##### The data #####

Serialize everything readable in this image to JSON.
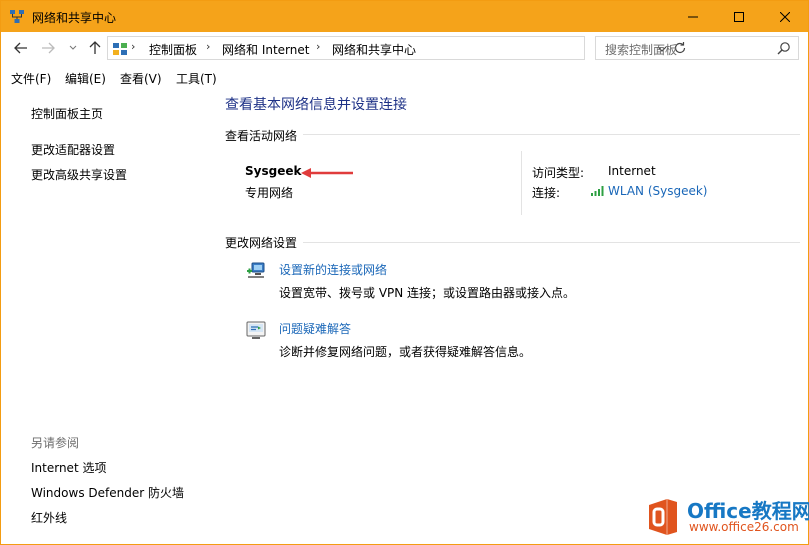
{
  "window": {
    "title": "网络和共享中心",
    "accent_color": "#f5a31a"
  },
  "titlebar_buttons": {
    "minimize_icon": "minimize-icon",
    "maximize_icon": "maximize-icon",
    "close_icon": "close-icon"
  },
  "address": {
    "breadcrumbs": [
      "控制面板",
      "网络和 Internet",
      "网络和共享中心"
    ],
    "search_placeholder": "搜索控制面板"
  },
  "menu": {
    "items": [
      "文件(F)",
      "编辑(E)",
      "查看(V)",
      "工具(T)"
    ]
  },
  "sidebar": {
    "links": [
      "控制面板主页",
      "更改适配器设置",
      "更改高级共享设置"
    ],
    "see_also_heading": "另请参阅",
    "see_also_links": [
      "Internet 选项",
      "Windows Defender 防火墙",
      "红外线"
    ]
  },
  "main": {
    "title": "查看基本网络信息并设置连接",
    "active_networks_heading": "查看活动网络",
    "network": {
      "name": "Sysgeek",
      "type": "专用网络",
      "access_type_label": "访问类型:",
      "access_type_value": "Internet",
      "connection_label": "连接:",
      "connection_value": "WLAN (Sysgeek)"
    },
    "change_settings_heading": "更改网络设置",
    "actions": [
      {
        "link": "设置新的连接或网络",
        "description": "设置宽带、拨号或 VPN 连接；或设置路由器或接入点。",
        "icon": "new-connection-icon"
      },
      {
        "link": "问题疑难解答",
        "description": "诊断并修复网络问题，或者获得疑难解答信息。",
        "icon": "troubleshoot-icon"
      }
    ]
  },
  "watermark": {
    "title": "Office教程网",
    "url": "www.office26.com"
  }
}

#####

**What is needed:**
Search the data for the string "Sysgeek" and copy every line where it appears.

**Result of the exercise:**
      "name": "Sysgeek",
      "connection_value": "WLAN (Sysgeek)"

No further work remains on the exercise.